Once an imprinted allele is turned on or off in a sperm cell or egg cell, this allele remains in the same state during the entire development of the offspring that results from the fusion of the sperm and egg cell. Even though genes that are affected by genomic imprinting do not play a role in cell differentiation, Baubec is very interested in the mechanisms behind genomic imprinting. Baubec: "Imprinted genes are unique examples of epigenetic gene regulation. You have the same identical sequence in two different states in the same cell. By systematically studying this, we can learn how epigenetic modifications can turn genes on and off."

Recent publication

Even though DNA methylation potentially can turn a gene off, this does not necessarily mean that all methylated genes are deactivated, or that the methylation is memorized during cell division. In genetic regions that are affected by genomic imprinting, however, DNA methylation does result in a deactivation that is memorized during many cell divisions.
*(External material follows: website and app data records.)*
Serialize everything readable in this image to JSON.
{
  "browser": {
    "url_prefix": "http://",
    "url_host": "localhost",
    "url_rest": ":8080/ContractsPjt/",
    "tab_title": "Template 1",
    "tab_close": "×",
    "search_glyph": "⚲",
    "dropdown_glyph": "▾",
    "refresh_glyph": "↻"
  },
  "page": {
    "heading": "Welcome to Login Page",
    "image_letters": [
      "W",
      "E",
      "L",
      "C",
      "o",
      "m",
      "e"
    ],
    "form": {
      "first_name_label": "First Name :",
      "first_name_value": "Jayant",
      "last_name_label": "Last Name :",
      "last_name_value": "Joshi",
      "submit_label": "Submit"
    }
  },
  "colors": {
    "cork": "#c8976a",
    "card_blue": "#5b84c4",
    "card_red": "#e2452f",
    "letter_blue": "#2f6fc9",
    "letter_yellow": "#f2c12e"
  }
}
In a recent scientific publication , Baubec and his team elucidate some of the characteristics of imprinted DNA regions that allow them to be turned on or off via methylation.

They identified features of the DNA sequences of these regions that were required for the maintenance of epigenetic states. Baubec: "We changed the sequence, we cut it into smaller pieces. By doing so, we were able to identify what makes it respond to methylation and what makes it stop responding." Baubec and his team also were able to identify proteins that regulate the epigenetic memory.


The research on genomic imprinting is just one of many projects that run in his lab. It is a good example of how the group’s approaches their research. Baubec: "We like to simplify things. The way genes are regulated is extremely complex. There are many factors that play a role, like the characteristics of the DNA sequence and many proteins. These factors influence each other in ways that we might not even know."

Mechanisms in biology are just not very smart.

Baubec tries to break the complex reality down to smaller pieces, to be able to first understand what these factors are. Baubec: "If you do not do that, you can get completely lost in the multidimensional space of all these factors that interact and feedback. By taking baby steps, we can start playing around by combining the small pieces and trying to reconstitute what we observe in real life."

According to Baubec, this approach is the result of a larger challenge in biological research. Baubec: "Mechanisms in biology are just not very smart. In evolution, whatever works, works. And once it works, it is locked in. This is not something that we as scientists can really grasp. It works against our way of logic."

Implications for cancer research

The research on imprinted genes is fundamental, focusing on the basic understanding of how epigenetic mechanisms work. Yet, results might have implications for cancer research. Baubec: "In cancer, genes that suppress tumors are often methylated. So it might be that the cancer is caused because the methylation has turned off the suppressor, leading to tumors. There are techniques to remove the DNA methylation at specific sites by using enzymes. But we know that methylation does not always turn a gene off, and just removing the methylation often does not turn a gene back on. Knowledge from our research will help to target tumor suppressor genes where the methylation has actually turned off the gene. This will save a lot of time finding the right genes to target for this kind of therapy."